Another important electronic system in a Formula 1 car is the telemetry system. This system allows the engineers in the pit lane to monitor the performance of the car in real-time. They can analyze data such as speed, engine temperature, tire pressure, and fuel consumption to make informed decisions during the race.
Lightweight Materials: Maximizing Performance
Weight is a critical factor in the performance of a Formula 1 car. The lighter the car, the faster it can accelerate and the better it can handle. To achieve maximum performance, Formula 1 teams use lightweight materials in the construction of their cars.
One of the most commonly used materials in Formula 1 cars is carbon fiber. Carbon fiber is incredibly strong and lightweight, making it ideal for constructing the chassis and bodywork of the car. The use of carbon fiber allows Formula 1 cars to be both strong and lightweight, giving them a competitive edge on the track.
In addition to carbon fiber, Formula 1 cars also use other lightweight materials such as titanium and aluminum. These materials are used in various components of the car, including the suspension, brakes, and gearbox, to reduce weight and improve performance.
Formula 1 cars are the pinnacle of automotive engineering, pushing the boundaries of what is possible on the race track. From their powerful engines to their advanced aerodynamics and high-tech electronics, every aspect of a Formula 1 car is designed to maximize performance and speed.
By combining a powerful internal combustion engine with an electric motor, Formula 1 cars achieve incredible power outputs while being lightweight and efficient. The advanced aerodynamics of these cars generate downforce, allowing them to stick to the track and navigate corners with precision. The high-tech electronics and lightweight materials used in Formula 1 cars further enhance their performance and ensure they remain at the forefront of racing technology.

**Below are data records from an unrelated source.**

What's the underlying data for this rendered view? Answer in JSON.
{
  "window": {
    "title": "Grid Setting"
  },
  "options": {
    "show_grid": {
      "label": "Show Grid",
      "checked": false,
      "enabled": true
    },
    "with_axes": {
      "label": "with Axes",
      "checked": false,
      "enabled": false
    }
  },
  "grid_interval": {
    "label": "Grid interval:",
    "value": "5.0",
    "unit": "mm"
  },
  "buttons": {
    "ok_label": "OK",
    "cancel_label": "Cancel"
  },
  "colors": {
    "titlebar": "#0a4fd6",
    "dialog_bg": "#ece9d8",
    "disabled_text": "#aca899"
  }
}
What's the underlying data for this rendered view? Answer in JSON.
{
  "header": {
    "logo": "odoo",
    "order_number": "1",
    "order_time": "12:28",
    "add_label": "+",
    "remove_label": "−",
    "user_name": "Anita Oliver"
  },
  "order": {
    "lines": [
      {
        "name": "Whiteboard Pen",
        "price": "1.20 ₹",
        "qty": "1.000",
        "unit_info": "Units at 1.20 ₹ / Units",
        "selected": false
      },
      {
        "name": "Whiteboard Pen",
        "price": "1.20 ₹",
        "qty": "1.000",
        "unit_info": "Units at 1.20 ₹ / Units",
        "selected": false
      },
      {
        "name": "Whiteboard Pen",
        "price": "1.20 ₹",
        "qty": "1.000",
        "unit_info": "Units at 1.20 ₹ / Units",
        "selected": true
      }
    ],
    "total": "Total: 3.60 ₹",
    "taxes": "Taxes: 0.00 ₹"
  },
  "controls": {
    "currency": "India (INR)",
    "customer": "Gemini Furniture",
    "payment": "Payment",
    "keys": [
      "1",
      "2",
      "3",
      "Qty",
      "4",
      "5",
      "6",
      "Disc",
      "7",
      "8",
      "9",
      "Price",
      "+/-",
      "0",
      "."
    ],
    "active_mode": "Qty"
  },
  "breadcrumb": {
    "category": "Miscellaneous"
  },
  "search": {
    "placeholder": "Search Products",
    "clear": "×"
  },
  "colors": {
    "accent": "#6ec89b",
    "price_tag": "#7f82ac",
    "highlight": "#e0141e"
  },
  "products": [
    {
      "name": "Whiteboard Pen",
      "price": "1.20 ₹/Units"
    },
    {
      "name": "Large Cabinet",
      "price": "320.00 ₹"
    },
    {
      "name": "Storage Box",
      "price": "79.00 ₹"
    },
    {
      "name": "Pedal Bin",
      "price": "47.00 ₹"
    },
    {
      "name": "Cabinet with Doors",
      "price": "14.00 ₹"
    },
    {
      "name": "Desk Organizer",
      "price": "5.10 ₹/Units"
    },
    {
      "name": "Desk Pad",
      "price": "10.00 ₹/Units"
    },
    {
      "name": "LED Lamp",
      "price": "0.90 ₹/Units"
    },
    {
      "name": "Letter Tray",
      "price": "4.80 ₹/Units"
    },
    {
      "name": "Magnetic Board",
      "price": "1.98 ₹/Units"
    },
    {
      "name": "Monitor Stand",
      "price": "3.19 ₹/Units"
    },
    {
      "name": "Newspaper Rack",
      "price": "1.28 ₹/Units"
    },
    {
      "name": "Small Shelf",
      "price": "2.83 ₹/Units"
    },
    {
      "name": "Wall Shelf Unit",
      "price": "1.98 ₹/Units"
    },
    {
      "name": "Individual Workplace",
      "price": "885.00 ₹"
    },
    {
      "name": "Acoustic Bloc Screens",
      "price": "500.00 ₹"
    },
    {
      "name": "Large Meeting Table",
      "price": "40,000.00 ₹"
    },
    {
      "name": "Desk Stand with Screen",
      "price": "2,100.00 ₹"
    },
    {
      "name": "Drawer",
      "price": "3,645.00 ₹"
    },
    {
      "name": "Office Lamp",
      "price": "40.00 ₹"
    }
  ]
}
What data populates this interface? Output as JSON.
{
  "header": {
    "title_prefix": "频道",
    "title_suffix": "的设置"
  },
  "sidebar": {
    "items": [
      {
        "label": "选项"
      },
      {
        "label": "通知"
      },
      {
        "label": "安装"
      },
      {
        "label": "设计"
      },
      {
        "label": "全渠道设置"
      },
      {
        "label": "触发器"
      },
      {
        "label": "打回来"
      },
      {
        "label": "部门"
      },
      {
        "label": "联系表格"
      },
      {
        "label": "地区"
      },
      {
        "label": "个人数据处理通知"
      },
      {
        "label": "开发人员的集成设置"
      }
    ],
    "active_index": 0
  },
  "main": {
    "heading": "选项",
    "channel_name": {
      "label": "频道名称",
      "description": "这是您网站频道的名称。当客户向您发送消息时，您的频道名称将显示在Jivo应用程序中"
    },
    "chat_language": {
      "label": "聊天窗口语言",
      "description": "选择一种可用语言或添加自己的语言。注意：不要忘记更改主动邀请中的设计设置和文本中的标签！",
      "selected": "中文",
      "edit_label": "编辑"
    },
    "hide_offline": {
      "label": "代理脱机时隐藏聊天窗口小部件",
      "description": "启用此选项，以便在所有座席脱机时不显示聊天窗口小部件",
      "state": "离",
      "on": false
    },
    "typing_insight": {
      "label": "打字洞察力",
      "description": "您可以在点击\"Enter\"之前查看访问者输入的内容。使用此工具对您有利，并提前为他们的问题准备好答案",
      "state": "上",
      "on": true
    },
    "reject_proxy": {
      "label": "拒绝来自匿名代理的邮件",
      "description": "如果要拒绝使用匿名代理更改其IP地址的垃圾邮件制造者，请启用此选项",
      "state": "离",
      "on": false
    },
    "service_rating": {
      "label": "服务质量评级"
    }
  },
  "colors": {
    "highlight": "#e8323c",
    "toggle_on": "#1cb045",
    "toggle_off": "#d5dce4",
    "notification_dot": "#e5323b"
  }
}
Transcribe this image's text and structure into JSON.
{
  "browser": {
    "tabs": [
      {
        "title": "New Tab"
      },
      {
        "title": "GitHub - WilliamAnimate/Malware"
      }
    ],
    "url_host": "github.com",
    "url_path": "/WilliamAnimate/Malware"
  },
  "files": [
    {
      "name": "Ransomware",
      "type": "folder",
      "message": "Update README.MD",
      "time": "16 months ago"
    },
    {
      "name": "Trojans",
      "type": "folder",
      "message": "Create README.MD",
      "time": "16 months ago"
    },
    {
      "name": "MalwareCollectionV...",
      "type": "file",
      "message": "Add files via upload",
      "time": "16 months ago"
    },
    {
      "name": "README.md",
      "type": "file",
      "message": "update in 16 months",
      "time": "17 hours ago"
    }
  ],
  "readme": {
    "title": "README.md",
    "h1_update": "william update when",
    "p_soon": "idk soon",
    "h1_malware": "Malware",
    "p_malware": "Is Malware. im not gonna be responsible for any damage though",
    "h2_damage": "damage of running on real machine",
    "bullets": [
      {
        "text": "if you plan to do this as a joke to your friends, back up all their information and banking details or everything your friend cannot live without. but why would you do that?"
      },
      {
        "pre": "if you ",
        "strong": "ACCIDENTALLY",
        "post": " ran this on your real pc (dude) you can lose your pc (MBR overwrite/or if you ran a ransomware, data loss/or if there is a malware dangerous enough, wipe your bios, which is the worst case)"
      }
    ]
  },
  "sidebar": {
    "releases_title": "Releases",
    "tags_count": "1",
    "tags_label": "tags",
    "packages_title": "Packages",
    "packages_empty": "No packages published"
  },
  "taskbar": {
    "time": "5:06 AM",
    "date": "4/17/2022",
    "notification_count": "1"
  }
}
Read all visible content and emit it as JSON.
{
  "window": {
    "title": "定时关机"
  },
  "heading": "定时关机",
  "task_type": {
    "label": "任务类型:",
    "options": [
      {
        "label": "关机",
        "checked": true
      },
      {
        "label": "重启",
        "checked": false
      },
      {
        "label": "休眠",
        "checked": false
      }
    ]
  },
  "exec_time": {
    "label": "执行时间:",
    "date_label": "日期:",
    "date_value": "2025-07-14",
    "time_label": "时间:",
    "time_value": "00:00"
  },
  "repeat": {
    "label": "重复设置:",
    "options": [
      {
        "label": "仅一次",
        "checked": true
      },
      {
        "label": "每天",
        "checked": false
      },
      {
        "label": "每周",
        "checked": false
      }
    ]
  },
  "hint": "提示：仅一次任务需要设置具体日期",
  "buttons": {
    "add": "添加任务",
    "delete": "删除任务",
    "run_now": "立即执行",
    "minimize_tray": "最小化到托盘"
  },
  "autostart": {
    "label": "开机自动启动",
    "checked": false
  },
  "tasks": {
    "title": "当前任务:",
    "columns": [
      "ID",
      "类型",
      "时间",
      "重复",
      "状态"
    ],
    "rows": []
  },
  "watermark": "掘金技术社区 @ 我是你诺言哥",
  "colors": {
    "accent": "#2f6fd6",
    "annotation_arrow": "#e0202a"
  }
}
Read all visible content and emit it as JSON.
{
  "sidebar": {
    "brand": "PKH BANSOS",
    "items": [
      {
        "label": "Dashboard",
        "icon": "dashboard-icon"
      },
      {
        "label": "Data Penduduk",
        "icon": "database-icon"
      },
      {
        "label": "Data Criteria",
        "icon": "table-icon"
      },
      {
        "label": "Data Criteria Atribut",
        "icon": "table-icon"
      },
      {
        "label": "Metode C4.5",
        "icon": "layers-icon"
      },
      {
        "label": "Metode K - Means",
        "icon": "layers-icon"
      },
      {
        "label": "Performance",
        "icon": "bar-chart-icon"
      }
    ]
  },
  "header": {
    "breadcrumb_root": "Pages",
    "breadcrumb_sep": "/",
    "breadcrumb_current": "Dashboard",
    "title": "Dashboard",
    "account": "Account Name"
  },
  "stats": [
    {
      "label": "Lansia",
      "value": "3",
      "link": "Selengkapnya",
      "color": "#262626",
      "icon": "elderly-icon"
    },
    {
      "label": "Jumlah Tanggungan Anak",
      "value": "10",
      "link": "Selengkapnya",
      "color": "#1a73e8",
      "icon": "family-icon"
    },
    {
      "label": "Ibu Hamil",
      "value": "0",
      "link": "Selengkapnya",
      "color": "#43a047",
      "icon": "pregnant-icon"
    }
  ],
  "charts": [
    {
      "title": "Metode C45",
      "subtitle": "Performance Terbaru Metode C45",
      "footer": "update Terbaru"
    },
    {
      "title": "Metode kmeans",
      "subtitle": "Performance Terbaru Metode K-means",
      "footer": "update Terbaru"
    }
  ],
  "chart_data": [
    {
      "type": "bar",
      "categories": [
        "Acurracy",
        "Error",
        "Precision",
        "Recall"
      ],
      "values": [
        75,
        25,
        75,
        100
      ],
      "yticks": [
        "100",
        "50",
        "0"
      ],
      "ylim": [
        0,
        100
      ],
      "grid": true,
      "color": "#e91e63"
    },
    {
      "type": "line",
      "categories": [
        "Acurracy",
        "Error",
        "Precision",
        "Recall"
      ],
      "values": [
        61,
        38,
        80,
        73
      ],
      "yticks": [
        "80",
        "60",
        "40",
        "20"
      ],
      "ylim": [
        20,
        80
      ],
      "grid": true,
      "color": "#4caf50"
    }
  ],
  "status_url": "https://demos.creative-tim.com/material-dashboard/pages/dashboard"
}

Next time you watch a Formula 1 race, take a moment to appreciate the engineering marvel that is the Formula 1 car. It is a testament to human ingenuity and a symbol of the pursuit of speed and performance.